**What to produce:** In full and without alteration, print the entries that follow.

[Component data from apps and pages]
- Opening Delimiter -
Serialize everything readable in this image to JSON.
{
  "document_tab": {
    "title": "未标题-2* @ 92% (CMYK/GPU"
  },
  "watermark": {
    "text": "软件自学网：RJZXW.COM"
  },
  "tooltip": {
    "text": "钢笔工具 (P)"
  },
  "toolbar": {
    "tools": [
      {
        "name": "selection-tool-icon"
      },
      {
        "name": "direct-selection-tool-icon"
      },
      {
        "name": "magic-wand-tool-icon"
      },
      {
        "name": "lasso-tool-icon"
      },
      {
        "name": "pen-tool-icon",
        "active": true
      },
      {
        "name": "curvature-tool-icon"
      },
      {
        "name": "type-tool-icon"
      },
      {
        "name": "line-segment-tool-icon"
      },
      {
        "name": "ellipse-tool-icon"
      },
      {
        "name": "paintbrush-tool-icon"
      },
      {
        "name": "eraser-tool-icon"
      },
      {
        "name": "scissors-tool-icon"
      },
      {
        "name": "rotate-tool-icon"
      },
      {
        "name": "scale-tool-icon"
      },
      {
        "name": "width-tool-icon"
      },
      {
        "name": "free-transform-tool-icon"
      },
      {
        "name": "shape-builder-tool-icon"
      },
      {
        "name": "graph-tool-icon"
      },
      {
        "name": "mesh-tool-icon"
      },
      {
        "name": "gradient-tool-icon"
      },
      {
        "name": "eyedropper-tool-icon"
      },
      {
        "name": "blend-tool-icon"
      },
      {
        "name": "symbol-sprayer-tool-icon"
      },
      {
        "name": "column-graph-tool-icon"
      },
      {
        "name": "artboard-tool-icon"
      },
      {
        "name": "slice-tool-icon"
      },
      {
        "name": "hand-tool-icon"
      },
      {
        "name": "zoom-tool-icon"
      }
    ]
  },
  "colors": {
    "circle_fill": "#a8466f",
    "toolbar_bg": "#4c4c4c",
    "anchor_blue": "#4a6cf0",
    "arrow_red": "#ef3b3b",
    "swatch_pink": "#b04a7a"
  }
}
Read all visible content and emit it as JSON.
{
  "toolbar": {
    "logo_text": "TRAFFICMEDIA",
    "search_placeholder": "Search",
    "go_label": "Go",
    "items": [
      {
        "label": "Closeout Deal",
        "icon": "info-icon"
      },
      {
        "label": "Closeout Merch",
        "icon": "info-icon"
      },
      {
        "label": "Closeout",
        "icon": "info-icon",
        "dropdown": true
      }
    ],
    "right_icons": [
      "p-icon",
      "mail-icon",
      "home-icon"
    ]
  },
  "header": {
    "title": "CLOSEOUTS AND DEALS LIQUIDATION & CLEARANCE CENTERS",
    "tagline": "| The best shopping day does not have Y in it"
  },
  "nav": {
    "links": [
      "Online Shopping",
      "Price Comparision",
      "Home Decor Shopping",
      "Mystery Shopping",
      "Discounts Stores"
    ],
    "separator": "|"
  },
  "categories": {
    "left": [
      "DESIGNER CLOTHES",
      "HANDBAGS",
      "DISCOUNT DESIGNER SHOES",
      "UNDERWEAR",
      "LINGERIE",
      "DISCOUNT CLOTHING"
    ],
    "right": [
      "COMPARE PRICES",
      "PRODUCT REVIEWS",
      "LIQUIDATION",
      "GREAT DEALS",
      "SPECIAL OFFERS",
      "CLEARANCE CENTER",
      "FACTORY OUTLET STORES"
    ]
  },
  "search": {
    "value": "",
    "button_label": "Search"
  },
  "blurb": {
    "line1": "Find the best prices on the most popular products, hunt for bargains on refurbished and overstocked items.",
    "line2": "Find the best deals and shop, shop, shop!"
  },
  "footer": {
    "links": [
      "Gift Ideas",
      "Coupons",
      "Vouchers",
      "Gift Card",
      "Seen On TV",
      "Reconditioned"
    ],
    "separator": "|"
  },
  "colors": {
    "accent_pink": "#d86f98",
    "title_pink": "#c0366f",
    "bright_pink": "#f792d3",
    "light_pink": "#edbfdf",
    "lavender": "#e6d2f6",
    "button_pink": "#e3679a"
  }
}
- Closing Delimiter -
**Task response:**
Serialize everything readable in this image to JSON.
{
  "document_tab": {
    "title": "未标题-2* @ 92% (CMYK/GPU"
  },
  "watermark": {
    "text": "软件自学网：RJZXW.COM"
  },
  "tooltip": {
    "text": "钢笔工具 (P)"
  },
  "toolbar": {
    "tools": [
      {
        "name": "selection-tool-icon"
      },
      {
        "name": "direct-selection-tool-icon"
      },
      {
        "name": "magic-wand-tool-icon"
      },
      {
        "name": "lasso-tool-icon"
      },
      {
        "name": "pen-tool-icon",
        "active": true
      },
      {
        "name": "curvature-tool-icon"
      },
      {
        "name": "type-tool-icon"
      },
      {
        "name": "line-segment-tool-icon"
      },
      {
        "name": "ellipse-tool-icon"
      },
      {
        "name": "paintbrush-tool-icon"
      },
      {
        "name": "eraser-tool-icon"
      },
      {
        "name": "scissors-tool-icon"
      },
      {
        "name": "rotate-tool-icon"
      },
      {
        "name": "scale-tool-icon"
      },
      {
        "name": "width-tool-icon"
      },
      {
        "name": "free-transform-tool-icon"
      },
      {
        "name": "shape-builder-tool-icon"
      },
      {
        "name": "graph-tool-icon"
      },
      {
        "name": "mesh-tool-icon"
      },
      {
        "name": "gradient-tool-icon"
      },
      {
        "name": "eyedropper-tool-icon"
      },
      {
        "name": "blend-tool-icon"
      },
      {
        "name": "symbol-sprayer-tool-icon"
      },
      {
        "name": "column-graph-tool-icon"
      },
      {
        "name": "artboard-tool-icon"
      },
      {
        "name": "slice-tool-icon"
      },
      {
        "name": "hand-tool-icon"
      },
      {
        "name": "zoom-tool-icon"
      }
    ]
  },
  "colors": {
    "circle_fill": "#a8466f",
    "toolbar_bg": "#4c4c4c",
    "anchor_blue": "#4a6cf0",
    "arrow_red": "#ef3b3b",
    "swatch_pink": "#b04a7a"
  }
}
Read all visible content and emit it as JSON.
{
  "toolbar": {
    "logo_text": "TRAFFICMEDIA",
    "search_placeholder": "Search",
    "go_label": "Go",
    "items": [
      {
        "label": "Closeout Deal",
        "icon": "info-icon"
      },
      {
        "label": "Closeout Merch",
        "icon": "info-icon"
      },
      {
        "label": "Closeout",
        "icon": "info-icon",
        "dropdown": true
      }
    ],
    "right_icons": [
      "p-icon",
      "mail-icon",
      "home-icon"
    ]
  },
  "header": {
    "title": "CLOSEOUTS AND DEALS LIQUIDATION & CLEARANCE CENTERS",
    "tagline": "| The best shopping day does not have Y in it"
  },
  "nav": {
    "links": [
      "Online Shopping",
      "Price Comparision",
      "Home Decor Shopping",
      "Mystery Shopping",
      "Discounts Stores"
    ],
    "separator": "|"
  },
  "categories": {
    "left": [
      "DESIGNER CLOTHES",
      "HANDBAGS",
      "DISCOUNT DESIGNER SHOES",
      "UNDERWEAR",
      "LINGERIE",
      "DISCOUNT CLOTHING"
    ],
    "right": [
      "COMPARE PRICES",
      "PRODUCT REVIEWS",
      "LIQUIDATION",
      "GREAT DEALS",
      "SPECIAL OFFERS",
      "CLEARANCE CENTER",
      "FACTORY OUTLET STORES"
    ]
  },
  "search": {
    "value": "",
    "button_label": "Search"
  },
  "blurb": {
    "line1": "Find the best prices on the most popular products, hunt for bargains on refurbished and overstocked items.",
    "line2": "Find the best deals and shop, shop, shop!"
  },
  "footer": {
    "links": [
      "Gift Ideas",
      "Coupons",
      "Vouchers",
      "Gift Card",
      "Seen On TV",
      "Reconditioned"
    ],
    "separator": "|"
  },
  "colors": {
    "accent_pink": "#d86f98",
    "title_pink": "#c0366f",
    "bright_pink": "#f792d3",
    "light_pink": "#edbfdf",
    "lavender": "#e6d2f6",
    "button_pink": "#e3679a"
  }
}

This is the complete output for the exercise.